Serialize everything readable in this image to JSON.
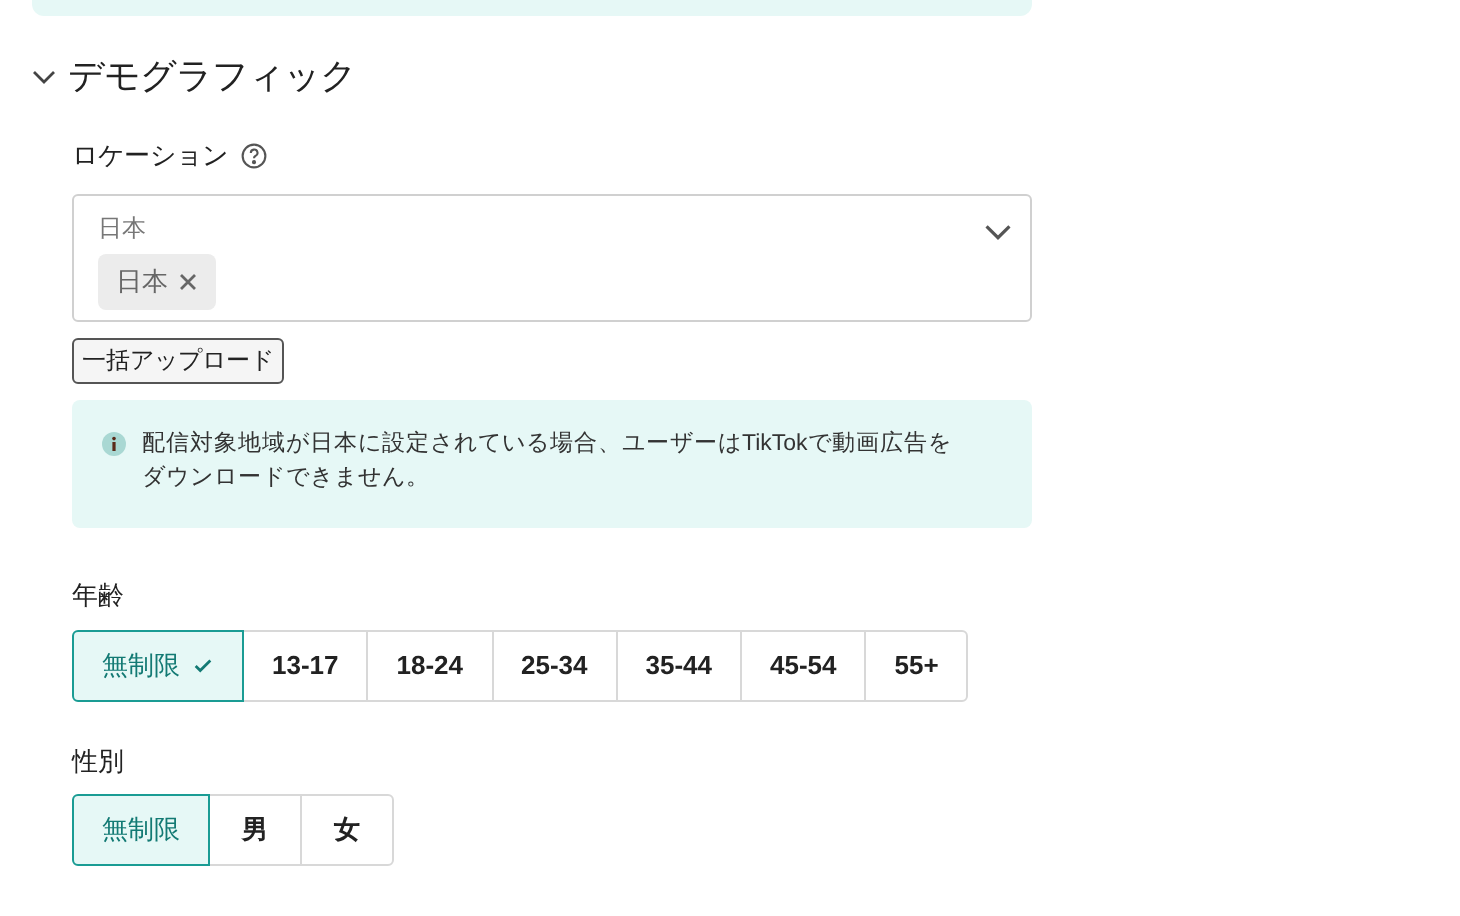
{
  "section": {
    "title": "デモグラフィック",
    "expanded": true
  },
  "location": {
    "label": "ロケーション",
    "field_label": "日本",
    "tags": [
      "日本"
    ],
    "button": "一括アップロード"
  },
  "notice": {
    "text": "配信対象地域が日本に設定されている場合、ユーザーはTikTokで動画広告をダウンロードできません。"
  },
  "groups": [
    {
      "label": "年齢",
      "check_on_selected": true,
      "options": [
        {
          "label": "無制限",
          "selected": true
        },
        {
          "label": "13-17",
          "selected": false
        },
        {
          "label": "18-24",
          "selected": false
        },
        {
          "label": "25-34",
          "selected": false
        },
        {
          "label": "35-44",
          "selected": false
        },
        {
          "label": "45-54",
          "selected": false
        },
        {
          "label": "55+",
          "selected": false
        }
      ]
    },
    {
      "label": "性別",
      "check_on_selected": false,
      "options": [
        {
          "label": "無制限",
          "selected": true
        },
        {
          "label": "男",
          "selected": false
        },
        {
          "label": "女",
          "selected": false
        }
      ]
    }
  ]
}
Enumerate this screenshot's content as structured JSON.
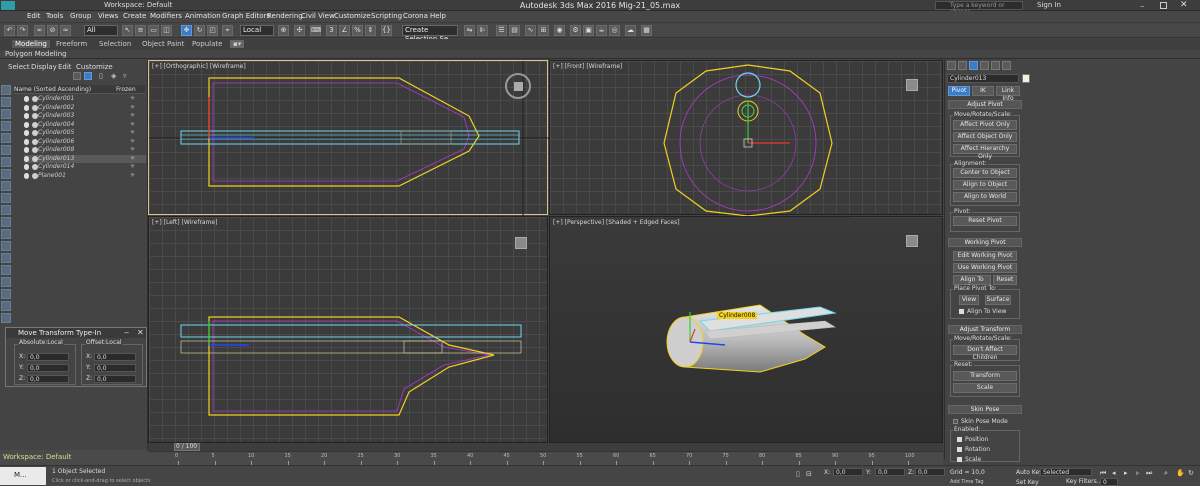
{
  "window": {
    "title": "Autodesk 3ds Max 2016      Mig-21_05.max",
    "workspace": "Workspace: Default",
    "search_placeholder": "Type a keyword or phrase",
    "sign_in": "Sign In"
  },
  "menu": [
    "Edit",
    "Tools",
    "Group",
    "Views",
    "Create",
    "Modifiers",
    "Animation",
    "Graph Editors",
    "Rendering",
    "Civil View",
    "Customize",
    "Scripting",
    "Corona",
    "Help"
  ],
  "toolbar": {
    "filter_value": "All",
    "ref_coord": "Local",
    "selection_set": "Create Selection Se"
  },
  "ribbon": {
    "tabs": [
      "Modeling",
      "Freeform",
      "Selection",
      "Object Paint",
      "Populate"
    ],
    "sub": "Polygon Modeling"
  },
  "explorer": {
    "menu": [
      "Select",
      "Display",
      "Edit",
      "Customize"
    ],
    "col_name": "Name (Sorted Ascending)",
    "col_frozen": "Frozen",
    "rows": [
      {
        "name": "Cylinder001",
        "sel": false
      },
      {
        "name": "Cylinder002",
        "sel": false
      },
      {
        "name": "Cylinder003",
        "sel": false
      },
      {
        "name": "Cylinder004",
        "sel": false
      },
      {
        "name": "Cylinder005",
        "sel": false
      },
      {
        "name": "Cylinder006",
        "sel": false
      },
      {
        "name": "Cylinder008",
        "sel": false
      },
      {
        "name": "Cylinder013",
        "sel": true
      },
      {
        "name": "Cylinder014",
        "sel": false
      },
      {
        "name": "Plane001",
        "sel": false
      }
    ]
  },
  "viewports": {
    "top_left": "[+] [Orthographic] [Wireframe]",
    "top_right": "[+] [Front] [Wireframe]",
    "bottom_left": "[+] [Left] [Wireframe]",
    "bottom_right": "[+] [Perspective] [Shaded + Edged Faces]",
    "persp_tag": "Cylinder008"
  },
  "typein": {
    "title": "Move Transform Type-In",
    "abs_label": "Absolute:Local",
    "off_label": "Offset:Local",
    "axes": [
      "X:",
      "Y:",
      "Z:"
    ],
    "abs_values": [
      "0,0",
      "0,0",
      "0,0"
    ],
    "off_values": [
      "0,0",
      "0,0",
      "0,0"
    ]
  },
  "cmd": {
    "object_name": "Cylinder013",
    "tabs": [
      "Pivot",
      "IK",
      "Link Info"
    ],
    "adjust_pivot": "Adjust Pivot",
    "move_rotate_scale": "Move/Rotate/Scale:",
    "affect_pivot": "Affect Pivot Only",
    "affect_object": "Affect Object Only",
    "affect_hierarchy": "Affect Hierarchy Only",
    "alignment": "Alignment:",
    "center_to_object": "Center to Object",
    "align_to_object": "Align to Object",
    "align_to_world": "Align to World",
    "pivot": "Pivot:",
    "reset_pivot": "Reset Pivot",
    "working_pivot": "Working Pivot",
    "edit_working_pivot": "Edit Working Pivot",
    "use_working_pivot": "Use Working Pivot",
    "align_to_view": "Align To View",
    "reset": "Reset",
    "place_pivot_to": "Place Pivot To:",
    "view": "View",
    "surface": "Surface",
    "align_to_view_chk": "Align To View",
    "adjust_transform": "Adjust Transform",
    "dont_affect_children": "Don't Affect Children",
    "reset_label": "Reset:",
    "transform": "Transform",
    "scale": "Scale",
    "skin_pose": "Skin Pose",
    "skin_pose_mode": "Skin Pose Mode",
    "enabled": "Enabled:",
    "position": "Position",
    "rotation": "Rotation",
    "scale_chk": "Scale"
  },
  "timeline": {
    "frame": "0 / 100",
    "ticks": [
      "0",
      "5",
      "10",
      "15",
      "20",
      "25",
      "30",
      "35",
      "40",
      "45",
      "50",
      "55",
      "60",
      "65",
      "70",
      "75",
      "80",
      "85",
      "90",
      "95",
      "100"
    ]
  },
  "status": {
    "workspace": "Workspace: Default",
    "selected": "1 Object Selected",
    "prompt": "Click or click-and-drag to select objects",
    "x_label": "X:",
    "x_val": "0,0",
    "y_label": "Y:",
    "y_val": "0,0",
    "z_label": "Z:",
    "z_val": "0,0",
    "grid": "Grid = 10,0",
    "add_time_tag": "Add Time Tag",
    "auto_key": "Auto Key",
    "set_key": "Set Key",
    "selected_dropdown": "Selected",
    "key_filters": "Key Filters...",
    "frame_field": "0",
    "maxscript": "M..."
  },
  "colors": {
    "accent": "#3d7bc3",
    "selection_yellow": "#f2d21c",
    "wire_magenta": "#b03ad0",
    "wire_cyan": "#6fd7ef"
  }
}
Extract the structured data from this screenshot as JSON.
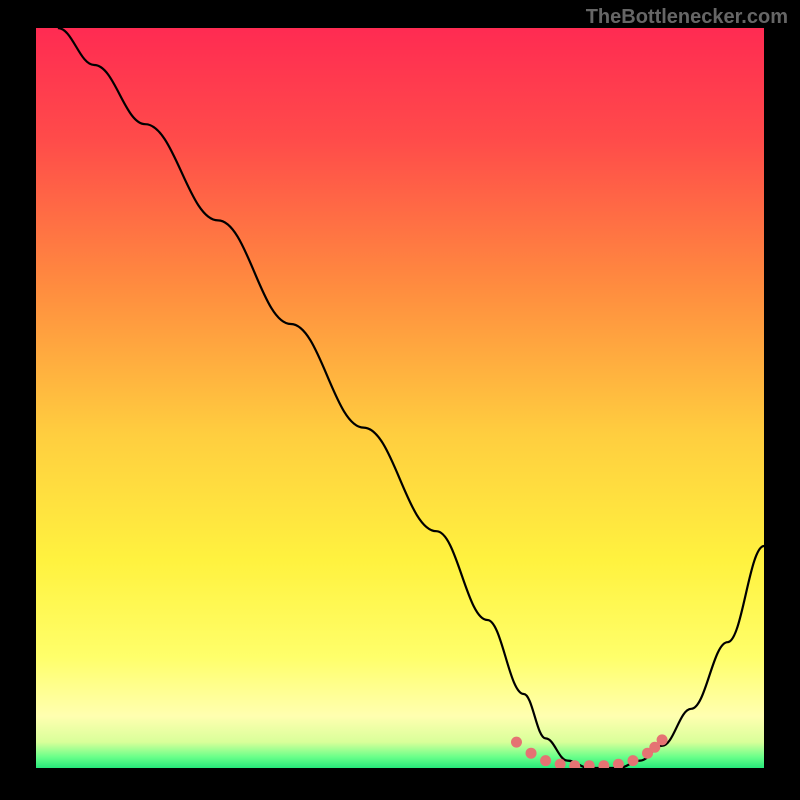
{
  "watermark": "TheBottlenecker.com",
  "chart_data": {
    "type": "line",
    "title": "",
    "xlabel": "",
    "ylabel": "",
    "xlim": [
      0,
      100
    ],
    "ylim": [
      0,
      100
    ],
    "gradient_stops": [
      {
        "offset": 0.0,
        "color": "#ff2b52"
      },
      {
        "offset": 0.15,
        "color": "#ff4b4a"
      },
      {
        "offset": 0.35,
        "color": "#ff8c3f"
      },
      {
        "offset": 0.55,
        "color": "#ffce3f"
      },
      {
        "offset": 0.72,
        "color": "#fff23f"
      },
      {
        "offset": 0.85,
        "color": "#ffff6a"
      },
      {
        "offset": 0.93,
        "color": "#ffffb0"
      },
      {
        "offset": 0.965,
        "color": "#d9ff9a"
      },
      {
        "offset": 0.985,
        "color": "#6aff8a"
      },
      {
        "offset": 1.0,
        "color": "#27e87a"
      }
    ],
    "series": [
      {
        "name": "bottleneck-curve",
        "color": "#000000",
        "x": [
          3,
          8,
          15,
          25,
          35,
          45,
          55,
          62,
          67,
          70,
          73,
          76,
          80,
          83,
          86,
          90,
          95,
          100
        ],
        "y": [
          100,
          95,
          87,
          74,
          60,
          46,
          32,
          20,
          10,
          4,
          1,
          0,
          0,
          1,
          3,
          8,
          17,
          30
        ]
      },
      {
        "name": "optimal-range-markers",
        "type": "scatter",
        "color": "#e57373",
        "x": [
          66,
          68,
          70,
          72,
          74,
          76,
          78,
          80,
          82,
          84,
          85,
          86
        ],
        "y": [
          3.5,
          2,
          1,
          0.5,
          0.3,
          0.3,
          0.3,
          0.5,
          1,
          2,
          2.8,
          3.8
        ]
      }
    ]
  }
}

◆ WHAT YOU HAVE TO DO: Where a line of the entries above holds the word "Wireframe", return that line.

◆ YOUR RESPONSE:
    "top_left": "[+] [Orthographic] [Wireframe]",
    "top_right": "[+] [Front] [Wireframe]",
    "bottom_left": "[+] [Left] [Wireframe]",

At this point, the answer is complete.